Giant, ‘Odd’ Circles of Radio Waves in Space May Finally Have an Explanation

The mystifying orbs could be caused by galactic winds, propelled by a period of rapid star formation and death

A blurry light-green circle surrounded by stars in space
An image of an odd radio circle called ORC 1. ORCs can be much wider across than the Milky Way galaxy and are large enough to surround entire galaxies. Jayanne English / University of Manitoba

For the last couple of years, astronomers have pondered the origins of massive rings of radio waves in space, called odd radio circles (ORCs), that encompass entire galaxies.

Now, in a paper published this month in the journal Nature, researchers propose the circles are made up of fast-moving charged particles called galactic wind blowing out of galaxies. The wind may be triggered by exploding stars.

“I think this is an important paper toward demystifying the nature of ORCs around galaxies,” Amitesh Omar, who studies radio galaxies at the Aryabhatta Research Institute of Observational Sciences in India and did not contribute to the new findings, tells Science’s Daniel Clery.

ORCs are truly gargantuan structures, spanning several hundred kiloparsecs across. The Milky Way galaxy, by comparison, is a mere 30 kiloparsecs in diameter. Fewer than 12 ORCs have been found so far, according to Science, but astronomers haven’t gleaned much about their origins.

The Australian Square Kilometer Array Pathfinder, a telescope made up of 36 dish antennae that each span 12 meters in diameter, first detected odd radio circles in 2019, per a statement from the University of California, San Diego (UCSD).

Since then, scientists have come up with a number of theories to explain what causes these giant rings of radio waves. Proposed sources included planetary nebulae, or the shed outer layers of quietly dying stars, as well as merging black holes, according to the statement.

For the new paper, a group led by UCSD astrophysicist Alison Coil employed the W. M. Keck Observatory in Hawaii to look at a radio circle called ORC 4, which was the first ORC to be identified that can be seen from the Northern Hemisphere. Previously, researchers had only spotted ORCs at radio wavelengths, but Coil’s team was able to collect optical data from ORC 4.

They detected an unexpectedly high amount of fluorescent light from oxygen ions, signaling there was a lot of star formation occurring in the galaxy, according to Science.

“The bulk of the light from the stars shows an old stellar population with an age of some six billion years,” Coil says to Sky & Telescope’s Monica Young. “But there appears to also have been a more recent ‘burst’ of star formation, where many stars formed over a relatively brief period of time, and that happened around one billion years ago.”

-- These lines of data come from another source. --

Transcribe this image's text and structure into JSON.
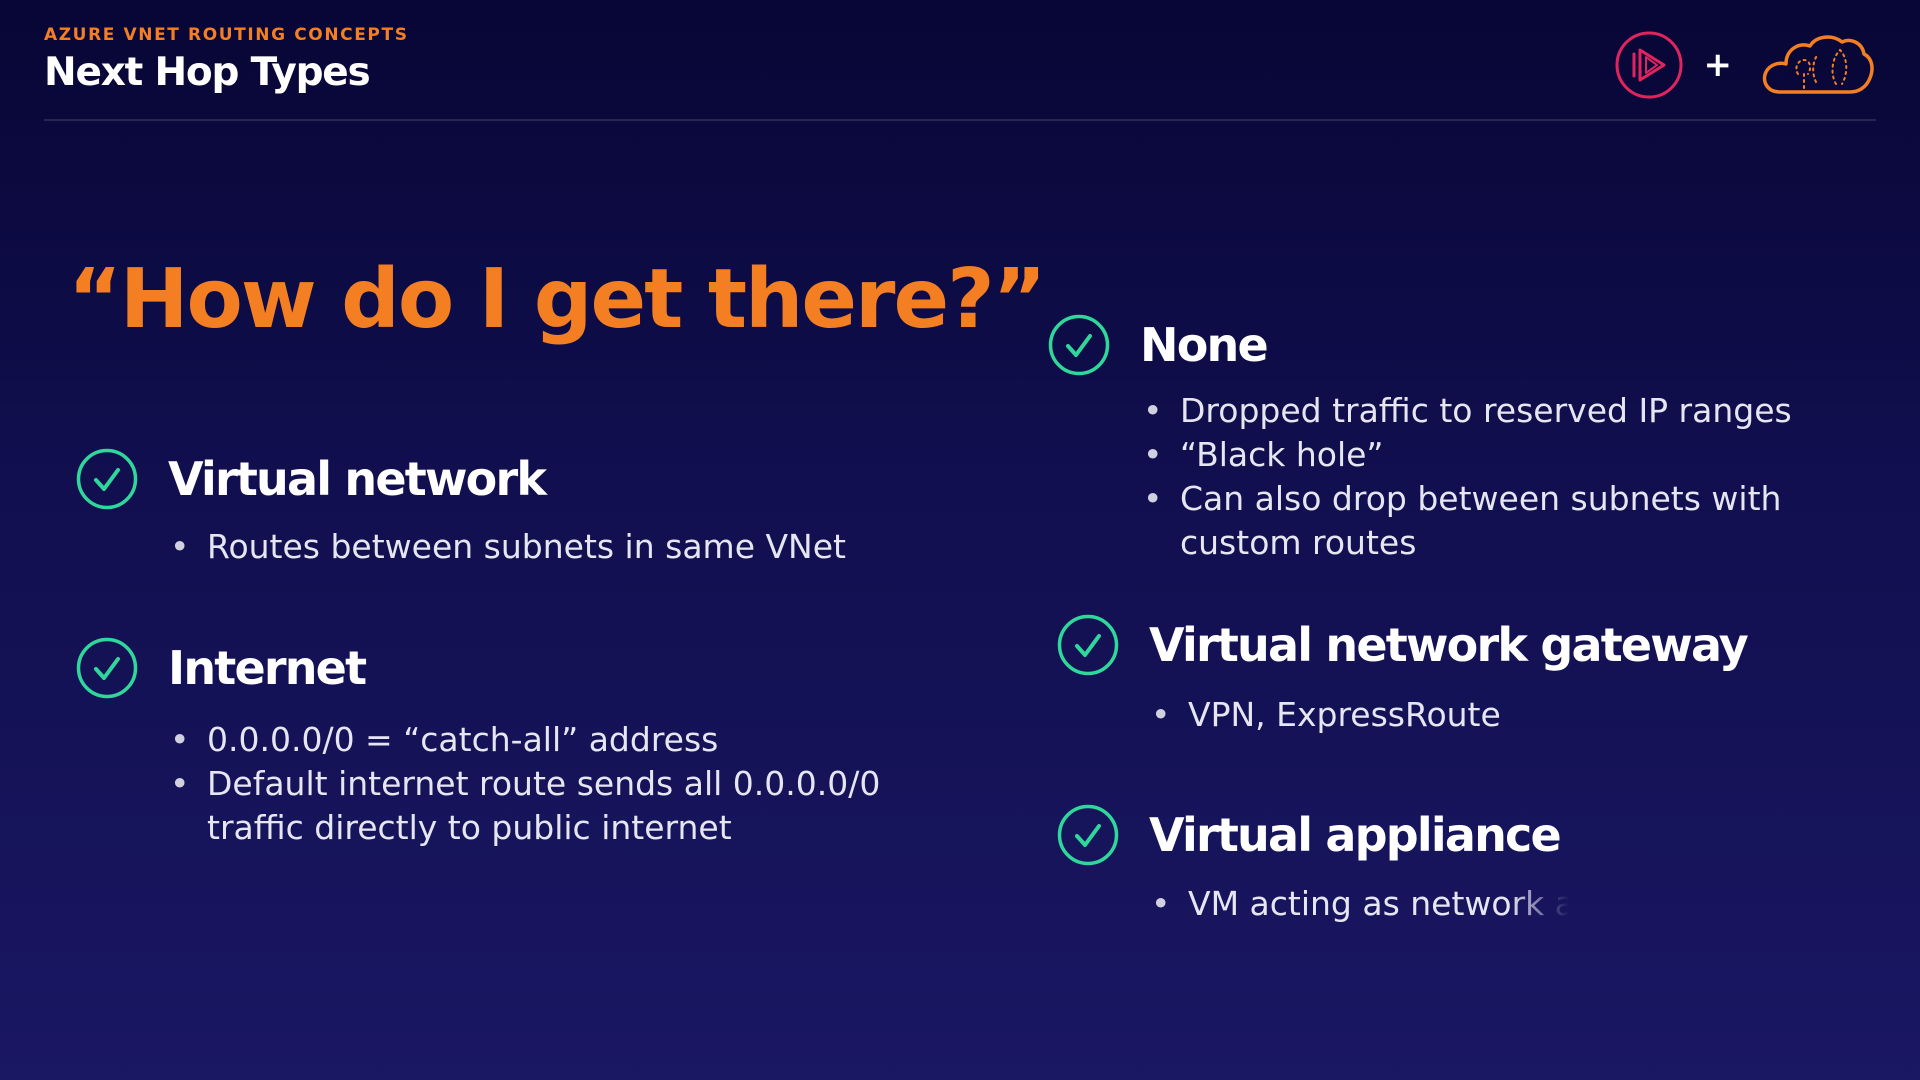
{
  "header": {
    "eyebrow": "AZURE VNET ROUTING CONCEPTS",
    "title": "Next Hop Types",
    "plus": "+"
  },
  "headline": "“How do I get there?”",
  "items": [
    {
      "title": "Virtual network",
      "bullets": [
        "Routes between subnets in same VNet"
      ]
    },
    {
      "title": "Internet",
      "bullets": [
        "0.0.0.0/0 = “catch-all” address",
        "Default internet route sends all 0.0.0.0/0",
        "traffic directly to public internet"
      ]
    },
    {
      "title": "None",
      "bullets": [
        "Dropped traffic to reserved IP ranges",
        "“Black hole”",
        "Can also drop between subnets with",
        "custom routes"
      ]
    },
    {
      "title": "Virtual network gateway",
      "bullets": [
        "VPN, ExpressRoute"
      ]
    },
    {
      "title": "Virtual appliance",
      "bullets": [
        "VM acting as network ap"
      ]
    }
  ],
  "colors": {
    "accent": "#f47e22",
    "check": "#2fd89a",
    "play": "#e0245e",
    "background": "#110f4f"
  },
  "icons": {
    "check": "check-circle-icon",
    "brand_left": "play-circle-logo-icon",
    "brand_right": "cloud-logo-icon"
  }
}
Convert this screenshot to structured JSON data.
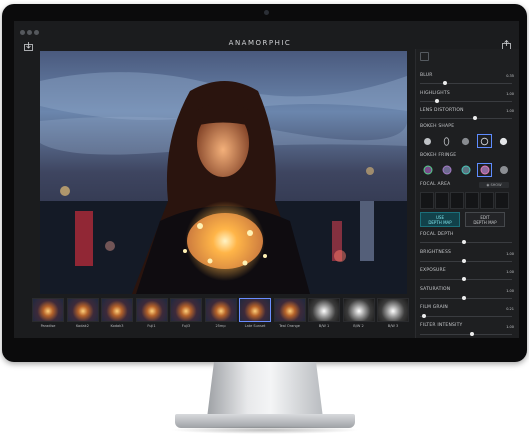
{
  "app": {
    "title": "ANAMORPHIC"
  },
  "icons": {
    "import": "import-icon",
    "share": "share-icon",
    "window_controls": [
      "close-dot",
      "minimize-dot",
      "zoom-dot"
    ]
  },
  "colors": {
    "accent_blue": "#5e8cff",
    "use_depth_bg": "#12414a",
    "use_depth_text": "#7fe3ea",
    "panel_bg": "#1e1f21"
  },
  "panel": {
    "sliders_top": [
      {
        "label": "BLUR",
        "value": "0.35",
        "level": 0.27
      },
      {
        "label": "HIGHLIGHTS",
        "value": "1.00",
        "level": 0.18
      },
      {
        "label": "LENS DISTORTION",
        "value": "1.00",
        "level": 0.6
      }
    ],
    "bokeh_shape": {
      "label": "BOKEH SHAPE",
      "options": [
        "circle-shape",
        "oval-shape",
        "soft-circle-shape",
        "disc-shape",
        "ring-shape"
      ],
      "selected_index": 3
    },
    "bokeh_fringe": {
      "label": "BOKEH FRINGE",
      "options": [
        "fringe-green-magenta",
        "fringe-purple",
        "fringe-teal",
        "fringe-pink",
        "fringe-grey"
      ],
      "selected_index": 3
    },
    "focal_area": {
      "label": "FOCAL AREA",
      "show_label": "SHOW",
      "cells": 6
    },
    "depth_buttons": {
      "use": [
        "USE",
        "DEPTH MAP"
      ],
      "edit": [
        "EDIT",
        "DEPTH MAP"
      ]
    },
    "sliders_bottom": [
      {
        "label": "FOCAL DEPTH",
        "value": "",
        "level": 0.48
      },
      {
        "label": "BRIGHTNESS",
        "value": "1.00",
        "level": 0.48
      },
      {
        "label": "EXPOSURE",
        "value": "1.00",
        "level": 0.48
      },
      {
        "label": "SATURATION",
        "value": "1.00",
        "level": 0.48
      },
      {
        "label": "FILM GRAIN",
        "value": "0.21",
        "level": 0.04
      },
      {
        "label": "FILTER INTENSITY",
        "value": "1.00",
        "level": 0.56
      }
    ]
  },
  "filmstrip": [
    {
      "label": "Paradise",
      "bw": false
    },
    {
      "label": "Kodak2",
      "bw": false
    },
    {
      "label": "Kodak3",
      "bw": false
    },
    {
      "label": "Fuji1",
      "bw": false
    },
    {
      "label": "Fuji3",
      "bw": false
    },
    {
      "label": "25mp",
      "bw": false
    },
    {
      "label": "Late Sunset",
      "bw": false,
      "selected": true
    },
    {
      "label": "Teal Orange",
      "bw": false
    },
    {
      "label": "B/W 1",
      "bw": true
    },
    {
      "label": "B/W 2",
      "bw": true
    },
    {
      "label": "B/W 3",
      "bw": true
    }
  ]
}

Periods of rapid star formation tend to result in large stars that quickly burn out and explode after a few million years, creating galactic wind. If many of these stars exploded close to each other and at the same time, the resulting wind could reach 2,000 kilometers per second. In theory, it would spew material and magnetic fields out of the galaxy, producing the radio waves we can observe from Earth.

Computer simulations run by the researchers suggest that in order to form the ORC, galactic winds might have flowed out of the galaxy for 200 million years. The wind likely drove two shock waves—one shock traveling outward, spraying hot gas out of the galaxy to form the radio rings, and another collapsing inward, bringing cooler gas back in and producing the ionized oxygen.

“It turns out the galaxies we’ve been studying have these high-mass outflow rates,” Coil says in the statement. “They’re rare, but they do exist. I really do think this points to ORCs originating from some kind of outflowing galactic winds.”

Ray Norris, an astronomer at Western Sydney University in Australia who led the team that discovered the first ORCs but was not involved with the new paper, tells Sky & Telescope that he agrees with the results of the new study.

By better understanding ORCs, astronomers might be able to learn more about the evolution of galaxies.

“While we think of galaxies as being isolated islands of stars, they are in fact surrounded by low density gas and are connected on very large scales to the cosmic web; gas is flowing into and out of galaxies all the time,” Coil tells Sky & Telescope. “ORCs can potentially allow us to probe the conditions of the gas far from galaxies which we can’t see otherwise.”

Get the latest stories in your inbox every weekday.